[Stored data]
--

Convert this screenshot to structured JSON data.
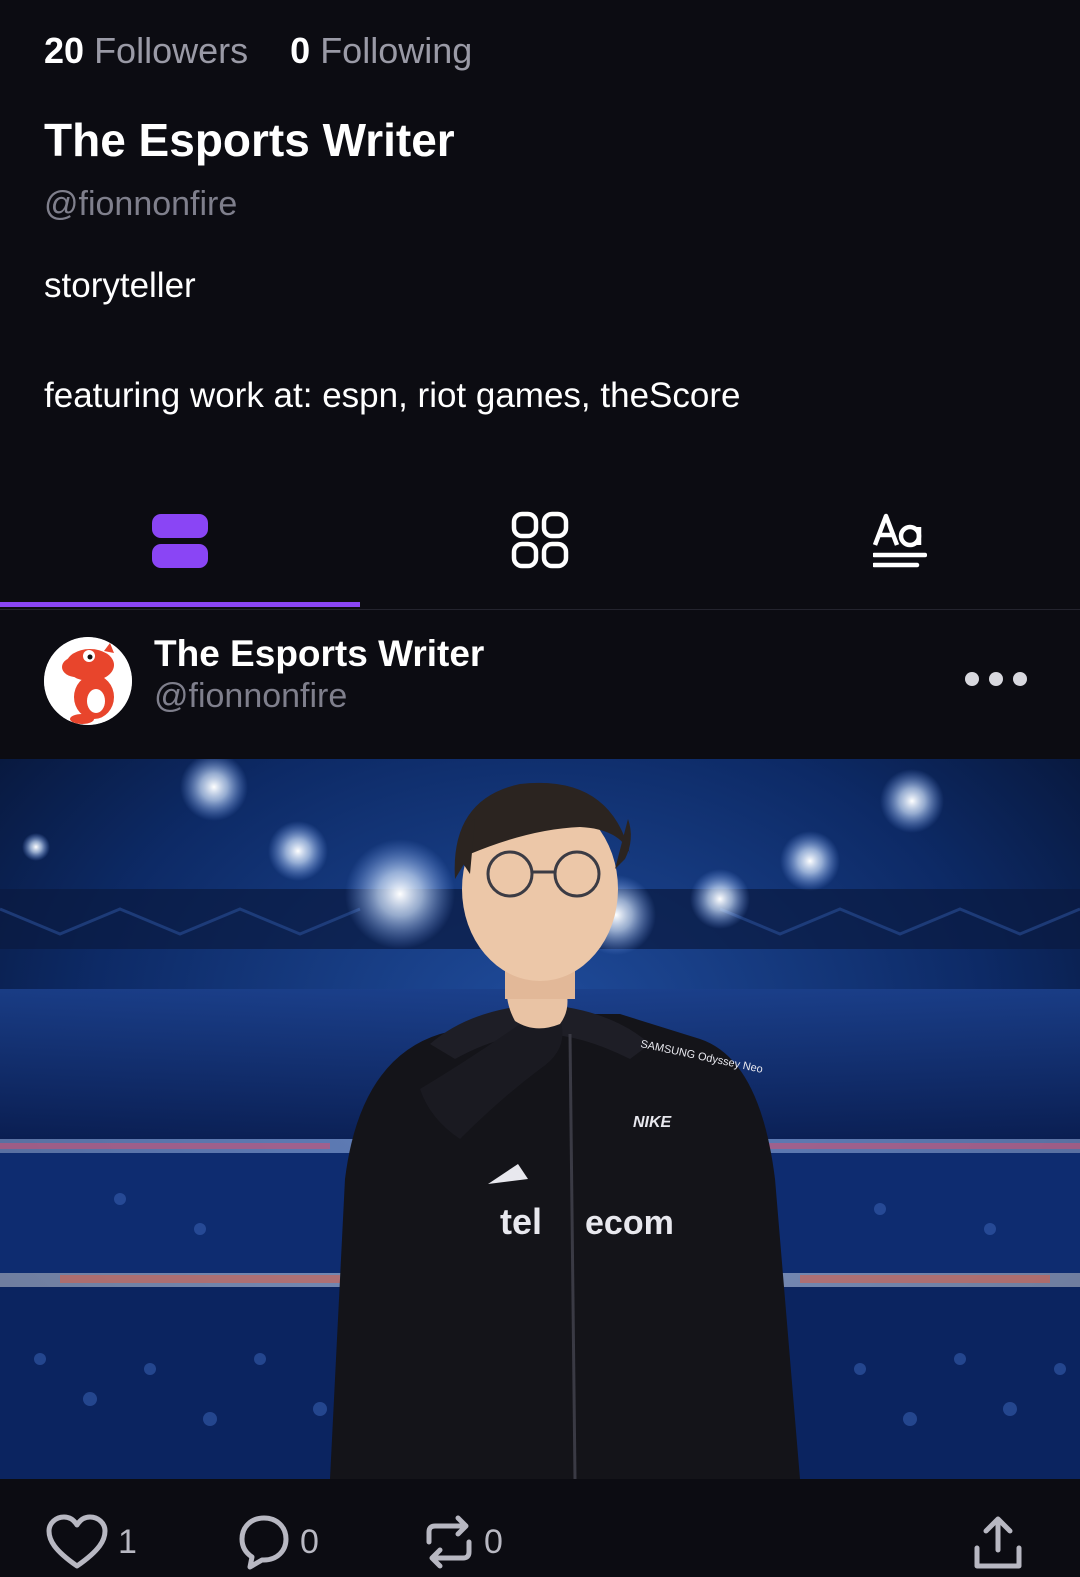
{
  "profile": {
    "followers_count": "20",
    "followers_label": "Followers",
    "following_count": "0",
    "following_label": "Following",
    "display_name": "The Esports Writer",
    "handle": "@fionnonfire",
    "bio_line1": "storyteller",
    "bio_line2": "featuring work at: espn, riot games, theScore"
  },
  "tabs": [
    {
      "icon": "posts-list-icon",
      "active": true
    },
    {
      "icon": "grid-icon",
      "active": false
    },
    {
      "icon": "text-posts-icon",
      "active": false
    }
  ],
  "post": {
    "author_name": "The Esports Writer",
    "author_handle": "@fionnonfire",
    "avatar_icon": "red-cartoon-character-avatar",
    "more_icon": "more-options-icon",
    "image_jersey_text": "tel ecom",
    "image_brand_text": "NIKE",
    "image_sponsor_text": "SAMSUNG Odyssey Neo",
    "likes": "1",
    "comments": "0",
    "reposts": "0"
  },
  "colors": {
    "background": "#0c0c12",
    "accent": "#8a45f5",
    "muted_text": "#7f7f8c"
  }
}
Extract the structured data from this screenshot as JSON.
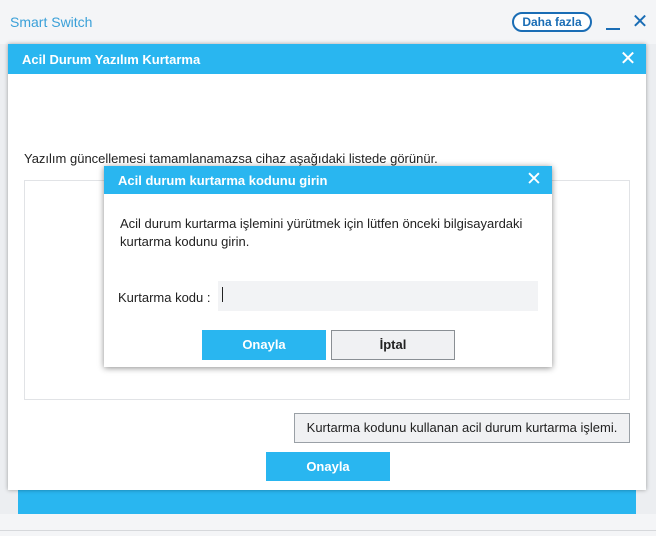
{
  "app": {
    "title": "Smart Switch",
    "more_label": "Daha fazla",
    "close_glyph": "✕"
  },
  "outer_dialog": {
    "title": "Acil Durum Yazılım Kurtarma",
    "close_glyph": "✕",
    "message": "Yazılım güncellemesi tamamlanamazsa cihaz aşağıdaki listede görünür.",
    "code_procedure_button": "Kurtarma kodunu kullanan acil durum kurtarma işlemi.",
    "confirm_label": "Onayla"
  },
  "inner_dialog": {
    "title": "Acil durum kurtarma kodunu girin",
    "close_glyph": "✕",
    "message": "Acil durum kurtarma işlemini yürütmek için lütfen önceki bilgisayardaki kurtarma kodunu girin.",
    "code_label": "Kurtarma kodu :",
    "code_value": "",
    "confirm_label": "Onayla",
    "cancel_label": "İptal"
  },
  "colors": {
    "accent": "#29b6f0",
    "brand_dark": "#1a6db5"
  }
}
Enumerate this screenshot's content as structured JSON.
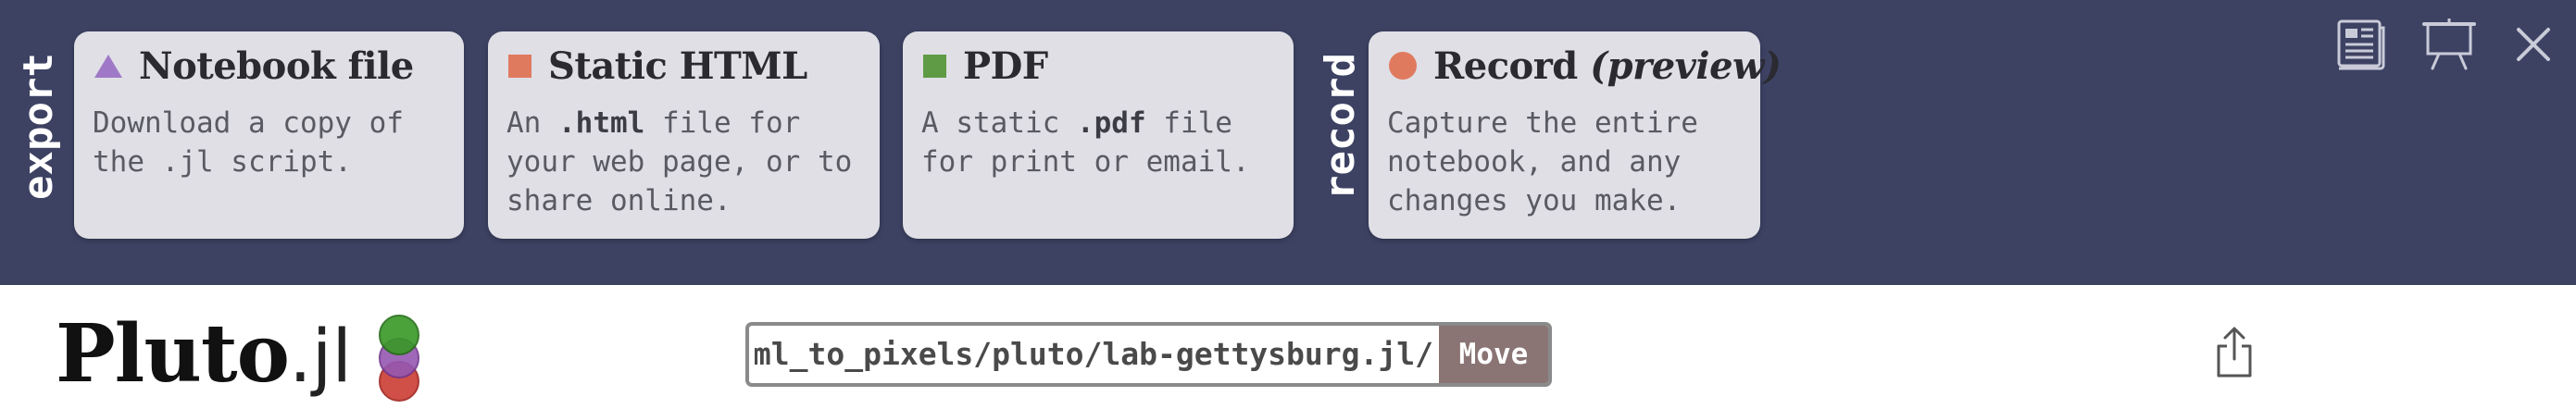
{
  "export_bar": {
    "export_label": "export",
    "record_label": "record",
    "cards": {
      "notebook": {
        "title": "Notebook file",
        "description": "Download a copy of\nthe .jl script.",
        "icon": "triangle-icon",
        "icon_color": "#9f79c7"
      },
      "html": {
        "title": "Static HTML",
        "description_parts": [
          "An ",
          ".html",
          " file for\nyour web page, or to\nshare online."
        ],
        "icon": "square-icon",
        "icon_color": "#e07a5f"
      },
      "pdf": {
        "title": "PDF",
        "description_parts": [
          "A static ",
          ".pdf",
          " file\nfor print or email."
        ],
        "icon": "square-icon",
        "icon_color": "#5f9b45"
      },
      "record": {
        "title": "Record",
        "title_suffix": "(preview)",
        "description": "Capture the entire\nnotebook, and any\nchanges you make.",
        "icon": "circle-icon",
        "icon_color": "#e07a5f"
      }
    },
    "controls": [
      "notebook-view-icon",
      "present-icon",
      "close-icon"
    ],
    "background": "#3d4263"
  },
  "header": {
    "logo_text": "Pluto",
    "logo_suffix": ".jl",
    "path_value": "/home/user/html_to_pixels/pluto/lab-gettysburg.jl",
    "move_label": "Move",
    "move_color": "#8a7474",
    "share_icon": "share-icon"
  }
}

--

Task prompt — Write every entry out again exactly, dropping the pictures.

Solution to this exercise —
Convert this screenshot to structured JSON data.
{
  "profile": {
    "followers_count": "20",
    "followers_label": "Followers",
    "following_count": "0",
    "following_label": "Following",
    "display_name": "The Esports Writer",
    "handle": "@fionnonfire",
    "bio_line1": "storyteller",
    "bio_line2": "featuring work at: espn, riot games, theScore"
  },
  "tabs": [
    {
      "icon": "posts-list-icon",
      "active": true
    },
    {
      "icon": "grid-icon",
      "active": false
    },
    {
      "icon": "text-posts-icon",
      "active": false
    }
  ],
  "post": {
    "author_name": "The Esports Writer",
    "author_handle": "@fionnonfire",
    "avatar_icon": "red-cartoon-character-avatar",
    "more_icon": "more-options-icon",
    "image_jersey_text": "tel ecom",
    "image_brand_text": "NIKE",
    "image_sponsor_text": "SAMSUNG Odyssey Neo",
    "likes": "1",
    "comments": "0",
    "reposts": "0"
  },
  "colors": {
    "background": "#0c0c12",
    "accent": "#8a45f5",
    "muted_text": "#7f7f8c"
  }
}
Extract the structured data from this screenshot as JSON.
{
  "app": {
    "title": "Smart Switch",
    "more_label": "Daha fazla",
    "close_glyph": "✕"
  },
  "outer_dialog": {
    "title": "Acil Durum Yazılım Kurtarma",
    "close_glyph": "✕",
    "message": "Yazılım güncellemesi tamamlanamazsa cihaz aşağıdaki listede görünür.",
    "code_procedure_button": "Kurtarma kodunu kullanan acil durum kurtarma işlemi.",
    "confirm_label": "Onayla"
  },
  "inner_dialog": {
    "title": "Acil durum kurtarma kodunu girin",
    "close_glyph": "✕",
    "message": "Acil durum kurtarma işlemini yürütmek için lütfen önceki bilgisayardaki kurtarma kodunu girin.",
    "code_label": "Kurtarma kodu :",
    "code_value": "",
    "confirm_label": "Onayla",
    "cancel_label": "İptal"
  },
  "colors": {
    "accent": "#29b6f0",
    "brand_dark": "#1a6db5"
  }
}
Enumerate this screenshot's content as structured JSON.
{
  "export_bar": {
    "export_label": "export",
    "record_label": "record",
    "cards": {
      "notebook": {
        "title": "Notebook file",
        "description": "Download a copy of\nthe .jl script.",
        "icon": "triangle-icon",
        "icon_color": "#9f79c7"
      },
      "html": {
        "title": "Static HTML",
        "description_parts": [
          "An ",
          ".html",
          " file for\nyour web page, or to\nshare online."
        ],
        "icon": "square-icon",
        "icon_color": "#e07a5f"
      },
      "pdf": {
        "title": "PDF",
        "description_parts": [
          "A static ",
          ".pdf",
          " file\nfor print or email."
        ],
        "icon": "square-icon",
        "icon_color": "#5f9b45"
      },
      "record": {
        "title": "Record",
        "title_suffix": "(preview)",
        "description": "Capture the entire\nnotebook, and any\nchanges you make.",
        "icon": "circle-icon",
        "icon_color": "#e07a5f"
      }
    },
    "controls": [
      "notebook-view-icon",
      "present-icon",
      "close-icon"
    ],
    "background": "#3d4263"
  },
  "header": {
    "logo_text": "Pluto",
    "logo_suffix": ".jl",
    "path_value": "/home/user/html_to_pixels/pluto/lab-gettysburg.jl",
    "move_label": "Move",
    "move_color": "#8a7474",
    "share_icon": "share-icon"
  }
}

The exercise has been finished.